Did they trade with those other civilizations?
Because if they did, wouldn't there've been some evidence of that?
You know, an artifact found in the ruins of other civilizations?
That's a good question.
I mentioned jewelry, well, jewelry have been found in Mesopotamia and at archaeological sites in modern-day Pakistan.
But archaeologists didn't know where it came from.
Only after the site at Gonur-depe was excavated were archaeologists able to identify it as coming from Gonur-depe. Uh, Sheryl?
I wonder why nobody found this site before.
Well, before the discovery of this site, it was commonly believed that central Asia had always been occupied by mostly nomadic people.
So there would be no record of major settlements.
A couple of small finds have been made in the area, but really, no one had looked very hard.
Now, one mystery regarding this site is that archaeological records show it was inhabited for only a few centuries.
What happened to the people who lived there?
Well, the site was close to the Murgab river, which they would have depended on for their water.
And the Murgab river, which runs toward the west, is the kind of river that shifts its course over time.
So one theory is that the river's course shifted toward the South, and they simply followed it and built new towns to the South.
Another theory is that they were involved in wars with neighboring settlements.
But we might never know the truth.
One thing we do know is that in the decades since Gonur-depe was discovered, the site has deteriorated significantly.
I mean, it's been disturbed for the first time in millennia.
And being exposed to the Sun and wind has taken its toll on the ancient city.

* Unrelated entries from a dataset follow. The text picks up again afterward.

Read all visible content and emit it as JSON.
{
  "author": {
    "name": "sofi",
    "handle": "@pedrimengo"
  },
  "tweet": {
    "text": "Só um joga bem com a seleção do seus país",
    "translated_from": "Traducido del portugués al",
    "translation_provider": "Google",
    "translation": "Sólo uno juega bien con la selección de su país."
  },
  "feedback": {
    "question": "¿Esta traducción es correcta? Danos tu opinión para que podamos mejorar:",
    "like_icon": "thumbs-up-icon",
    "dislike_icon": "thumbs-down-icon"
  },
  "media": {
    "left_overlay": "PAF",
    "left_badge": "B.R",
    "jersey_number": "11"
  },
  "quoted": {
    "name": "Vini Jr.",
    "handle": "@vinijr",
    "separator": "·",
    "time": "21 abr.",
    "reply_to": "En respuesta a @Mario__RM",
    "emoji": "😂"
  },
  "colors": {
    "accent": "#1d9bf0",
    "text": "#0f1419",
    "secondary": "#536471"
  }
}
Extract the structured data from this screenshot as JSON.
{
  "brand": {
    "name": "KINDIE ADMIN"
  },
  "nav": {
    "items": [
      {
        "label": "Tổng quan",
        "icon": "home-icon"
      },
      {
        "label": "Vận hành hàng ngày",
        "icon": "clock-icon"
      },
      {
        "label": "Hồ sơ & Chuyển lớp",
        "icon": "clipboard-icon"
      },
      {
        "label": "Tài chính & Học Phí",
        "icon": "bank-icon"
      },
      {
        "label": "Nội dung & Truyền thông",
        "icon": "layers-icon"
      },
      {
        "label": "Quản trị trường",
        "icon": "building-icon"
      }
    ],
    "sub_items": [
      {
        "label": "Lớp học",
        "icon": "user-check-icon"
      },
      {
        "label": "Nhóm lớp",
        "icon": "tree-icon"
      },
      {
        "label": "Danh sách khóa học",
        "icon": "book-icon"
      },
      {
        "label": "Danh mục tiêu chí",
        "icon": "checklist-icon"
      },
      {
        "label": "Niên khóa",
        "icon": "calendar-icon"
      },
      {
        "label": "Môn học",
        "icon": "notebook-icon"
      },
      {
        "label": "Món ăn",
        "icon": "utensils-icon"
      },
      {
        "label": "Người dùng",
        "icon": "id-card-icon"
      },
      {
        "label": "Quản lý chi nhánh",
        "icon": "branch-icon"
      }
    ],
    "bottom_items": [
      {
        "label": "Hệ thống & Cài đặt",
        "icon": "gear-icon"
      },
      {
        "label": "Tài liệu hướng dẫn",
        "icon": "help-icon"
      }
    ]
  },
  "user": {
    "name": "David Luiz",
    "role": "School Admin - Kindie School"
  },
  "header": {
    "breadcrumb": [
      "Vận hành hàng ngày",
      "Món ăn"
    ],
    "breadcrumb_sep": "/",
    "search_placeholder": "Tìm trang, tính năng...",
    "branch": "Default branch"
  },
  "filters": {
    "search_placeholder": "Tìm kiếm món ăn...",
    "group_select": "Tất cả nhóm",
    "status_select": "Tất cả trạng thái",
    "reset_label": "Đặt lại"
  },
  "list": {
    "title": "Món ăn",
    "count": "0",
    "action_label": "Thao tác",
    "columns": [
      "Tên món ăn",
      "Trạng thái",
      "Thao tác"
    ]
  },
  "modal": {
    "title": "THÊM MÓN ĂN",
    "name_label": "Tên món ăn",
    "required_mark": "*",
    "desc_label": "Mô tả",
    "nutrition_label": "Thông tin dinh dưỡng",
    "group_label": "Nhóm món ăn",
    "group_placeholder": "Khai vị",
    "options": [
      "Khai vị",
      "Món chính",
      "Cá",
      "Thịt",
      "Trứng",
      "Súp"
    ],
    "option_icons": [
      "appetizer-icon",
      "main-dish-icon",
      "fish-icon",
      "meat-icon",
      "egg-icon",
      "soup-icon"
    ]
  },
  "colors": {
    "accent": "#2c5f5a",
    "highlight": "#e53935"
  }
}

So now the question is, do we partially restore and rebuild the site before the entire thing disintegrates?
It will take a lot of funding to restore it and I am not sure it'll be made available, which would be a pity.
Even a partly altered site can provide valuable information, which would be lost otherwise.